Gratuitous T & A? Check. A surplus of toilet humor? Check. A Mr. Miyagi with a penchant for sex toys? (Huh?!) Check.
A different kind of zombie comedy? Check!
This past Thursday, I had the pleasure of seeing Gary King’s Death of the Dead, starring the super talented Christina Rose as Wanda, a clumsy nerd who goes from wimp to wow over the course of an hour and a half when a mysterious black ooze turns a busload of evil ninja trainees into ninja zombies that wreak havoc on a small town.
When you watch the trailer, you know what to expect…but not quite! This film pushes envelopes that haven’t even been stuffed and sealed yet, and that’s saying something. Death of the Dead is a fusion of Scary Movie spoof films with the more brainy zomb-coms like Shaun of the Dead and Zombieland, yet also lends itself to a more serious lesson by the end: Believe in oneself and one’s abilities…with a little help from Ghetto Sensei’s magic belt, of course!
Death of the Dead is a far more farcical look at the zombie comedy as a genre. Early on in the film, for instance, during a bus accident when all the evil ninjas are being bounced from side to side and seat to seat, we also see a boom operator being knocked about as well. (Probably funny to just about every filmmaker in the house that night!) And where some of the low-end CGI and the deviation from the traditional zombie mythos––at times, the zombies are sluggish, other times in fast forward; some are brain-dead while others can engage in entire conversations––might not fly in other movies, it soars here and becomes part of the film’s flippant charm.

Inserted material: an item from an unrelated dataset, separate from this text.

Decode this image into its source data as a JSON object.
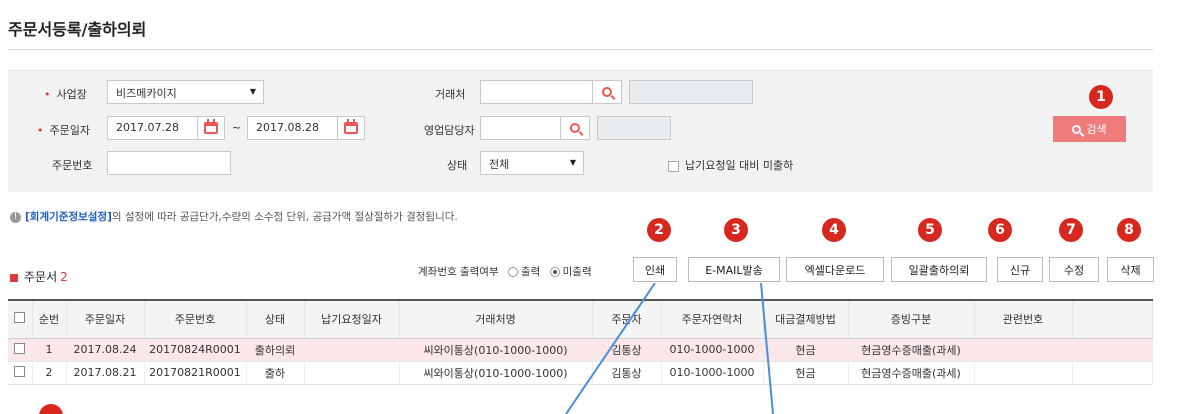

Beneath the outrageous comedy, there seems to be a lot of homage paid to the Kill Bill (and other martial arts) movies in terms of the look and feel of Death of the Dead, even right down to the score. But there’s also something very “Kingian” in the way the overall action of the film is directed (based on what I’d noticed while watching Gary’s other film What’s Up Lovely), not only in terms of the splendid fight choreography, but in the way the camera appears to work with the viewer to make the film’s story stand apart from all the other coming of age tales in theaters and on Netflix.
Overall, I have to say that I was thoroughly entertained by Gary King’s Death of the Dead. From the opening scenes of “wimpy Wanda” being pushed around and farted on to when she’s swinging a pair of zombie balls around like nunchucks wearing a red-hot uniform that puts Halle Berry’s Catwoman costume to shame, Death of the Dead is an action-packed zombie romp with a much deeper message under the surface, and a bright red stripe on Gary King’s black belt as a director.